**WORK INSTRUCTIONS**:
Return all lines of the records that contain the word "eingeben".

[Start of Attachment]

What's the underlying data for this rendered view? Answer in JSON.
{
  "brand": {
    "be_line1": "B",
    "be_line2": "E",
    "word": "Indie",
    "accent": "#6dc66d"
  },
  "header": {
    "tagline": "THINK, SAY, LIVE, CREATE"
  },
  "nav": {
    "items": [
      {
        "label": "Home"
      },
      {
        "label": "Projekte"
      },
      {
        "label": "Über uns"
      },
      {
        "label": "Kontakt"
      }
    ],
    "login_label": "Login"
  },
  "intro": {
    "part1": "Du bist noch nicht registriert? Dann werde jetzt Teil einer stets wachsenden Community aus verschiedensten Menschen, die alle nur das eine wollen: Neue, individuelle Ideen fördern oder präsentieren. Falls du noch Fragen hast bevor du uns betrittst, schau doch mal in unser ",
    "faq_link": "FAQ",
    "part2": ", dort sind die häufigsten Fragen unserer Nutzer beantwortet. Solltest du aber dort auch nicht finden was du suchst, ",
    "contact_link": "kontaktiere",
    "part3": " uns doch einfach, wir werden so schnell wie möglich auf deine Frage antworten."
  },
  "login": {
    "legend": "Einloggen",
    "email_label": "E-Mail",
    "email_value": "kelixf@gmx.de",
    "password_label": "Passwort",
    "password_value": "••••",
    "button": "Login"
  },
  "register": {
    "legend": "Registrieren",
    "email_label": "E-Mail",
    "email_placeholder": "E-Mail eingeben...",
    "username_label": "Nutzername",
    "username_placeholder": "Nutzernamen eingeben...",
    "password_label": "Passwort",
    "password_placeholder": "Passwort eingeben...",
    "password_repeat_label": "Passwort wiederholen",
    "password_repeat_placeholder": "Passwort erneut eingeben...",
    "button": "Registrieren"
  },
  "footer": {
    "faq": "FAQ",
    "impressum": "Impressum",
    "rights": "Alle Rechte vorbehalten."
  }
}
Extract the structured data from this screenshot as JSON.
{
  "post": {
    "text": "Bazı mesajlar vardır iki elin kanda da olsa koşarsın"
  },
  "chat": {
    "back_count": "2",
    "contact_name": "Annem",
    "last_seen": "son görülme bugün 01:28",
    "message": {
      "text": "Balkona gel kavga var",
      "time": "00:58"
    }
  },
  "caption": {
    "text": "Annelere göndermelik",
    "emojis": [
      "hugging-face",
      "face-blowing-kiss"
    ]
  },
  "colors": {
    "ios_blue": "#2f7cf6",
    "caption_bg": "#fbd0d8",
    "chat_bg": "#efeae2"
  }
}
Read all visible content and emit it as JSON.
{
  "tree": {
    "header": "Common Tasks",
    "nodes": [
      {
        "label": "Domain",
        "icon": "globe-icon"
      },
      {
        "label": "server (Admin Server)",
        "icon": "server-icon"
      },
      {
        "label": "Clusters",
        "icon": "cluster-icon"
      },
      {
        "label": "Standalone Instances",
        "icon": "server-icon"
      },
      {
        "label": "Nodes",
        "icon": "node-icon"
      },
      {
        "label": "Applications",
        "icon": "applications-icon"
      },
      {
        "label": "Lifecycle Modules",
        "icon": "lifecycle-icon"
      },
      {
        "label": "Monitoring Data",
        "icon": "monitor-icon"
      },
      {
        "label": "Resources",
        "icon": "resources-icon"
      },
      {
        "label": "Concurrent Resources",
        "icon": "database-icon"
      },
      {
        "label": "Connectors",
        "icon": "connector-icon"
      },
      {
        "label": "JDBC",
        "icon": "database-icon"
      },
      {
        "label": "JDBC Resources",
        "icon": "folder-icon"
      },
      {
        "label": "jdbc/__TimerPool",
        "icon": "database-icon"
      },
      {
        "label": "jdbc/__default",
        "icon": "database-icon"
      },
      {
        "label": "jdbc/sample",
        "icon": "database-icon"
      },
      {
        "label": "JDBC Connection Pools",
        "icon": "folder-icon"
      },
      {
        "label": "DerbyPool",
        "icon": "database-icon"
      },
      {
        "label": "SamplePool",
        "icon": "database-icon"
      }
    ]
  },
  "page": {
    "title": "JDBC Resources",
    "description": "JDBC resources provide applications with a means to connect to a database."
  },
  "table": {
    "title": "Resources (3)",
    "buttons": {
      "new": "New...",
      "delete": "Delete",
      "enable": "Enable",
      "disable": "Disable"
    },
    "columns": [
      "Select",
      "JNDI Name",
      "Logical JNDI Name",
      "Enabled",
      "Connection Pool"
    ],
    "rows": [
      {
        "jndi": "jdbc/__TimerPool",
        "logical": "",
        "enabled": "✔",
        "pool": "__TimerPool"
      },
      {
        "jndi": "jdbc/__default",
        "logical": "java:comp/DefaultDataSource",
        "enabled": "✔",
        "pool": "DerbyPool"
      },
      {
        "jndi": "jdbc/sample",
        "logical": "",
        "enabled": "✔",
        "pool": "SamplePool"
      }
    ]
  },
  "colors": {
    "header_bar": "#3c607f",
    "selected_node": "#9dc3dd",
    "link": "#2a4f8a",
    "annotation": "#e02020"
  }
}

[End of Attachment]

**ANSWER SPACE**:
    "email_placeholder": "E-Mail eingeben...",
    "username_placeholder": "Nutzernamen eingeben...",
    "password_placeholder": "Passwort eingeben...",
    "password_repeat_placeholder": "Passwort erneut eingeben...",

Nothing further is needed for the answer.